> EXERCISE GOAL:
Lines of the listing below that contain the string "this" are to be returned.

> EXTRACTED INFORMATION:
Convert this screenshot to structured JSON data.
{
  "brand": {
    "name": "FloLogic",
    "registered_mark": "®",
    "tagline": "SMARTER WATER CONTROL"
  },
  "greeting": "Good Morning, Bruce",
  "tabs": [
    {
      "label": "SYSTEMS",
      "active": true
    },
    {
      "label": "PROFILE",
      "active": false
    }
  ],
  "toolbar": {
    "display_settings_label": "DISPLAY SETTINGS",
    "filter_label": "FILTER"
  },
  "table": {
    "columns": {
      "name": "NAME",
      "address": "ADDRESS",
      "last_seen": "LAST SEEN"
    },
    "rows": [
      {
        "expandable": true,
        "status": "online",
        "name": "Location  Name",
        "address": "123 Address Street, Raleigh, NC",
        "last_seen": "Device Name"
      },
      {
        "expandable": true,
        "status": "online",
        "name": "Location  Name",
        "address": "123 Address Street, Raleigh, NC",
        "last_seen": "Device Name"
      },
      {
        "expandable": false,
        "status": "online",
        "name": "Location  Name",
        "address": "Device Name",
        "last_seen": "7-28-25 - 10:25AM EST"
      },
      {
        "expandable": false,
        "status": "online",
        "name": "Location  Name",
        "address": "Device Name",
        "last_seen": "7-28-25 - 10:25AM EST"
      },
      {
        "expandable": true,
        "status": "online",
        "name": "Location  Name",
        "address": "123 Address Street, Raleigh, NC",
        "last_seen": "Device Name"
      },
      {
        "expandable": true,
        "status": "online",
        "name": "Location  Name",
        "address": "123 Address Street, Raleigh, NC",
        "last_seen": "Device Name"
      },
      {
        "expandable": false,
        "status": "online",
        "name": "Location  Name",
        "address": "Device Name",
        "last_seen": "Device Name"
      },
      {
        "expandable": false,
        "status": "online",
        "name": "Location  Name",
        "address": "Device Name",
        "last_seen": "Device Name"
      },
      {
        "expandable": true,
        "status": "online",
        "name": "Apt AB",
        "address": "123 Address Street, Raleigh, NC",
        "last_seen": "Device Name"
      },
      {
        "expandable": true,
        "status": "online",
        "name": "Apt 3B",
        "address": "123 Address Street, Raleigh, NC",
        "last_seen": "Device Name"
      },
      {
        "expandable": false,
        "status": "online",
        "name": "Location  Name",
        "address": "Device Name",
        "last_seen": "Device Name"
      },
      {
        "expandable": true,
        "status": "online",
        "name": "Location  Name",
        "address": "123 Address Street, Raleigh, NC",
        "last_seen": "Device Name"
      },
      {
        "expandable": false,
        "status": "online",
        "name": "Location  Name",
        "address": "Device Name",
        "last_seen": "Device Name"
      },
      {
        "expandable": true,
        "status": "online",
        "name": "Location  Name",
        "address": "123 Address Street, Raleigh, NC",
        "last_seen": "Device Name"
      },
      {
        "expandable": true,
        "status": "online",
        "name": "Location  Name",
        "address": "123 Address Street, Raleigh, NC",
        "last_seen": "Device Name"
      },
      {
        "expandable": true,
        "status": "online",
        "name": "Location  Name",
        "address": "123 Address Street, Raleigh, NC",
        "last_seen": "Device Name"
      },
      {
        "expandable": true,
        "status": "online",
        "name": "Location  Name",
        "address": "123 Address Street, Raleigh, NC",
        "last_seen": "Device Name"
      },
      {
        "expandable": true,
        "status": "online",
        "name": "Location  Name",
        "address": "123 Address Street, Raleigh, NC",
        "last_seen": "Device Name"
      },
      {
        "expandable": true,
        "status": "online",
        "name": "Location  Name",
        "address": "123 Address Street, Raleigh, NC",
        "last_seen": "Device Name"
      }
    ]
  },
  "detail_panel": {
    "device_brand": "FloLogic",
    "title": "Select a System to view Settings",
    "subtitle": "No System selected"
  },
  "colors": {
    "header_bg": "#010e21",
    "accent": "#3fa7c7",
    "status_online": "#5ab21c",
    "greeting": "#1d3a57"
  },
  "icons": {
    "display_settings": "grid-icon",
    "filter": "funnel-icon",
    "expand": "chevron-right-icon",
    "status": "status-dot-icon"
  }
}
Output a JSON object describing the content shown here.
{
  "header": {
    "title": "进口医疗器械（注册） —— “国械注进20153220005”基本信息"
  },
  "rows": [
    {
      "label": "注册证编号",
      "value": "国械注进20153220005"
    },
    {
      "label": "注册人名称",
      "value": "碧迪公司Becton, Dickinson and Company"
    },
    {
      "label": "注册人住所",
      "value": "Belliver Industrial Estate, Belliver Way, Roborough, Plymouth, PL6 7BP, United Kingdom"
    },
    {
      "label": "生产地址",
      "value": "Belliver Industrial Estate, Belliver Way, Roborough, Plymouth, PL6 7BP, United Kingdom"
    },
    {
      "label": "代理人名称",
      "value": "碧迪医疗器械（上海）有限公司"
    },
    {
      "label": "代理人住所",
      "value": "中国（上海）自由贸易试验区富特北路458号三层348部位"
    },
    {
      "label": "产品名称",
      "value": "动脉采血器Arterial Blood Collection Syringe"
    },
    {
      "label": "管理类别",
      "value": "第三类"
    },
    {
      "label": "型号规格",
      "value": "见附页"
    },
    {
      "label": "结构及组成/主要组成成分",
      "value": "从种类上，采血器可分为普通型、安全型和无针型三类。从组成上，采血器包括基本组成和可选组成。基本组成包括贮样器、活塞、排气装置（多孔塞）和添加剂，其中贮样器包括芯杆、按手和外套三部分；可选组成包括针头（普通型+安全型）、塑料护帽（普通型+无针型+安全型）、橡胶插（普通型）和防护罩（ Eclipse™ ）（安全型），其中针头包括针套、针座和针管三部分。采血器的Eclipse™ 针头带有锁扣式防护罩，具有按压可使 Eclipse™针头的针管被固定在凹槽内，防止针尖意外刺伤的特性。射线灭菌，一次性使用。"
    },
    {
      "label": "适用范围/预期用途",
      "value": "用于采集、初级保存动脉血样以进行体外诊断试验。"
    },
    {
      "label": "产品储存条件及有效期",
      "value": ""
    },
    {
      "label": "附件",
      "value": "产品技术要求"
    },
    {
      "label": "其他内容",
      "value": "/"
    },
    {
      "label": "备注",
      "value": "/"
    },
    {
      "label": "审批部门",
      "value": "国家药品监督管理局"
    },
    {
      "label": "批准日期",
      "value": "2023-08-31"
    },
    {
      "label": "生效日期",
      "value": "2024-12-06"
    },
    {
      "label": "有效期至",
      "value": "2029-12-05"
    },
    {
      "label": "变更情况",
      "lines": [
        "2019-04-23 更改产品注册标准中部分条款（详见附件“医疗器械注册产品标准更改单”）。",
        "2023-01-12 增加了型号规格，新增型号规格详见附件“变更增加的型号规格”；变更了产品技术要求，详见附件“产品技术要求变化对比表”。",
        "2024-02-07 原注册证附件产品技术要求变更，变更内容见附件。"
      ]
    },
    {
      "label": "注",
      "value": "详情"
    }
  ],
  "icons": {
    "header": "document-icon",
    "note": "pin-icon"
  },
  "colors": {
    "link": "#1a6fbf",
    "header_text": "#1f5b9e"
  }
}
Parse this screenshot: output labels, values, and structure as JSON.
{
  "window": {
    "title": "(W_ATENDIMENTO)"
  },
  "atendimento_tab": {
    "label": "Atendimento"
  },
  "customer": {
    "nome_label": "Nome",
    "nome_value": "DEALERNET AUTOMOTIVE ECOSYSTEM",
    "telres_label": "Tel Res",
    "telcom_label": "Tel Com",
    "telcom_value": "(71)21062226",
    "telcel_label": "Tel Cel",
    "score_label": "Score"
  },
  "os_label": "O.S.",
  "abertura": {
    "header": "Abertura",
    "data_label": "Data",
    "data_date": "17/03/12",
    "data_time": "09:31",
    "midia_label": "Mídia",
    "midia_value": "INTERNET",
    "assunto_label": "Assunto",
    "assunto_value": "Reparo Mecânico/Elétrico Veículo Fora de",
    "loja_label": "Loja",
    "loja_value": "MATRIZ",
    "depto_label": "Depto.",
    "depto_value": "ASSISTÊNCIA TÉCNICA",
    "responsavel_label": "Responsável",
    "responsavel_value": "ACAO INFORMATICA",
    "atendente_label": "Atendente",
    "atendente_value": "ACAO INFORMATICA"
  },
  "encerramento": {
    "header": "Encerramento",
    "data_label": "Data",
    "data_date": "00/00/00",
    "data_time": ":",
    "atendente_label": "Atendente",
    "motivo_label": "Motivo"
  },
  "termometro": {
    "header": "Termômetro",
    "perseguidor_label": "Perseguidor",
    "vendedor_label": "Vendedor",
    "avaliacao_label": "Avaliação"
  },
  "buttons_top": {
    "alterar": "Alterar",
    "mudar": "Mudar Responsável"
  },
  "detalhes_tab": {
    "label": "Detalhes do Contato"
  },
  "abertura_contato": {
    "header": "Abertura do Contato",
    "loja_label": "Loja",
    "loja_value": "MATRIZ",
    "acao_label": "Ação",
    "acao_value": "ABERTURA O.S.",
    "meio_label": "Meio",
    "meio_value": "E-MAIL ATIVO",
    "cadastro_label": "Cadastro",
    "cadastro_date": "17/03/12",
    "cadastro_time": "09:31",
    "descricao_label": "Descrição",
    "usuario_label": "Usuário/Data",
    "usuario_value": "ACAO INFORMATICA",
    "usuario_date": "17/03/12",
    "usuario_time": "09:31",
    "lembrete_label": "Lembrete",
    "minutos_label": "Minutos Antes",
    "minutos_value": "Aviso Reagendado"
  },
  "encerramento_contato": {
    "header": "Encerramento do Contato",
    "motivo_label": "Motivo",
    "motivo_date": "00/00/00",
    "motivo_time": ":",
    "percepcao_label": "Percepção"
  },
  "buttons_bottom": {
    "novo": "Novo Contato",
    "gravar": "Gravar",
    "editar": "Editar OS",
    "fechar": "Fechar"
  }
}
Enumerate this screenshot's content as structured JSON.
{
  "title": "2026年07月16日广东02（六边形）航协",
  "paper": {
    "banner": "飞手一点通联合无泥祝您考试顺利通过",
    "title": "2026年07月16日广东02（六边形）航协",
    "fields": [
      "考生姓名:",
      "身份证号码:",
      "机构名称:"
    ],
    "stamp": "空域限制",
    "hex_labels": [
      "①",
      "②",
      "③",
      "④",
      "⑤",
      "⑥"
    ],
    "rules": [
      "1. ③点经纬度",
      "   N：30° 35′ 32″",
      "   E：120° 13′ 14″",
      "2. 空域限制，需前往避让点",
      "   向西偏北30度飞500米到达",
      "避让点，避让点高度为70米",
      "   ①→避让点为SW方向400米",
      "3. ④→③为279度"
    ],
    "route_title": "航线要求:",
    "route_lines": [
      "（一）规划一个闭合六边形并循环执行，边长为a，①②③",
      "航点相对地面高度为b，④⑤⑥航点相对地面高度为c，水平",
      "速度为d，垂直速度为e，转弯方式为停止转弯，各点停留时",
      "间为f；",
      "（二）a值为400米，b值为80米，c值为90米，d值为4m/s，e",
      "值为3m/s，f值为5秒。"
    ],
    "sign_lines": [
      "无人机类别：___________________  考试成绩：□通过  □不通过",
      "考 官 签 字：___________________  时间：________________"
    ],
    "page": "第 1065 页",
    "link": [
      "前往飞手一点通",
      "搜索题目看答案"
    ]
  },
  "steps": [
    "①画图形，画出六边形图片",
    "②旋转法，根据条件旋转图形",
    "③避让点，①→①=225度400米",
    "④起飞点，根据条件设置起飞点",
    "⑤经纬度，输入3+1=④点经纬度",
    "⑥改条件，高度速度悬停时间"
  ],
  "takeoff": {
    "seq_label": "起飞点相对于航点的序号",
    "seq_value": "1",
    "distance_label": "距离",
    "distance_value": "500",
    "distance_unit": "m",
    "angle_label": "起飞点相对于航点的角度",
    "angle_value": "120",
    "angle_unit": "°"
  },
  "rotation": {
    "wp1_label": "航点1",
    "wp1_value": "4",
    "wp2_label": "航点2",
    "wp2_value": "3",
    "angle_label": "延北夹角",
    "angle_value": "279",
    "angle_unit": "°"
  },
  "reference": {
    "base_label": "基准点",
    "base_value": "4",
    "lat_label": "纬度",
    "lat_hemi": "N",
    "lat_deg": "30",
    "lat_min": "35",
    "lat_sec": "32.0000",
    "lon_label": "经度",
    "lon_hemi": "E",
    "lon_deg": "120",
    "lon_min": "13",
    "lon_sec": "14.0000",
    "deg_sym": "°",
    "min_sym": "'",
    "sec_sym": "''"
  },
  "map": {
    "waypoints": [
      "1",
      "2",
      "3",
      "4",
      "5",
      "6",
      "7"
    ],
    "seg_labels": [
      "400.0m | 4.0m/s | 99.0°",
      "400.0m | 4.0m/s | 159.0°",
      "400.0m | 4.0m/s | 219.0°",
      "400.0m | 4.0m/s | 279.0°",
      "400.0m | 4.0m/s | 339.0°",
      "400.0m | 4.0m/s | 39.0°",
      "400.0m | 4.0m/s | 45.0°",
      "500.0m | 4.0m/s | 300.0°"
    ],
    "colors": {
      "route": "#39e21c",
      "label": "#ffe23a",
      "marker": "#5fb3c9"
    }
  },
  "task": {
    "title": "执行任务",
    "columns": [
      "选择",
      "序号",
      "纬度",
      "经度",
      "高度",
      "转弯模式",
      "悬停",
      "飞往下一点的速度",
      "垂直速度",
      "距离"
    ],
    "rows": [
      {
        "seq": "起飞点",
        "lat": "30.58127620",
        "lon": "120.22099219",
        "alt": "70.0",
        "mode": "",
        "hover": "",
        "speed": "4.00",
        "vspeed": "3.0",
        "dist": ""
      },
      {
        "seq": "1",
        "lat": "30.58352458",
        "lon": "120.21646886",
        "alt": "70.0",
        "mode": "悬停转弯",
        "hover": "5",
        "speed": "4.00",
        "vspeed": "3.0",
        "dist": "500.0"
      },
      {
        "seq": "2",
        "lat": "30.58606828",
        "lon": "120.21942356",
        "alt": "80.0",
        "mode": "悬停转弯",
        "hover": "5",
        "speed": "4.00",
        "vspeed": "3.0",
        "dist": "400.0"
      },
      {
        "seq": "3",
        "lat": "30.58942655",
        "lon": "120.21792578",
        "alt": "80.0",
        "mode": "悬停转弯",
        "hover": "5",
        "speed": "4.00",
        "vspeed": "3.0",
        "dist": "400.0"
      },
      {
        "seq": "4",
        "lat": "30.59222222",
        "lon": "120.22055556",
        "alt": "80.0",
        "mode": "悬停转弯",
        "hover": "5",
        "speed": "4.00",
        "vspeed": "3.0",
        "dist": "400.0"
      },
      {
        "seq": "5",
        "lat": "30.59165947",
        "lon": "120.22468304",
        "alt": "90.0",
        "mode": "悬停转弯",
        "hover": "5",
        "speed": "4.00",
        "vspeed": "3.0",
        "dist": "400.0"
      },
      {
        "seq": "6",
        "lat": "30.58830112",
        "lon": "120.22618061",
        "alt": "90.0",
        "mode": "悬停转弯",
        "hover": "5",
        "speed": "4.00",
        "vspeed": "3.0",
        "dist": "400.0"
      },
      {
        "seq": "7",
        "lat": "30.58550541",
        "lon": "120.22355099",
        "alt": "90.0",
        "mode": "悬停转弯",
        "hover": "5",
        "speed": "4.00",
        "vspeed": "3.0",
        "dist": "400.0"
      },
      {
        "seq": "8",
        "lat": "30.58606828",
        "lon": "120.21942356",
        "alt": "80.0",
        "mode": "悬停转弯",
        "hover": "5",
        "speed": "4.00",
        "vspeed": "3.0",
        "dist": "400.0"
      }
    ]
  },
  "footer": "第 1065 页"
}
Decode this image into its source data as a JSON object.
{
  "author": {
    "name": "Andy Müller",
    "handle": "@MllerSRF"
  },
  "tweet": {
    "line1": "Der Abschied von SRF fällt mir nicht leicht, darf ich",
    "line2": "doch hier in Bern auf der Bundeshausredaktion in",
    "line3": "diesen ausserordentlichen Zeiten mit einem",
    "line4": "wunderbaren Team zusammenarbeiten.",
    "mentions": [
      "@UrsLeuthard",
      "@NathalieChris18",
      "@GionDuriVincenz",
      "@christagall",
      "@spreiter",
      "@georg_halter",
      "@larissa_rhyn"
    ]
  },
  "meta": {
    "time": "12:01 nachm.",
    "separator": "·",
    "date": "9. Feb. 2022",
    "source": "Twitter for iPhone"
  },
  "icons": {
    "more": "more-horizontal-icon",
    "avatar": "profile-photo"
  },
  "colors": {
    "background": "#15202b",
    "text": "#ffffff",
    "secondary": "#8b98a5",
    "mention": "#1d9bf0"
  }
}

> YOUR RESPONSE:
Convert this screenshot to structured JSON data.
Parse this screenshot: output labels, values, and structure as JSON.
Enumerate this screenshot's content as structured JSON.
Decode this image into its source data as a JSON object.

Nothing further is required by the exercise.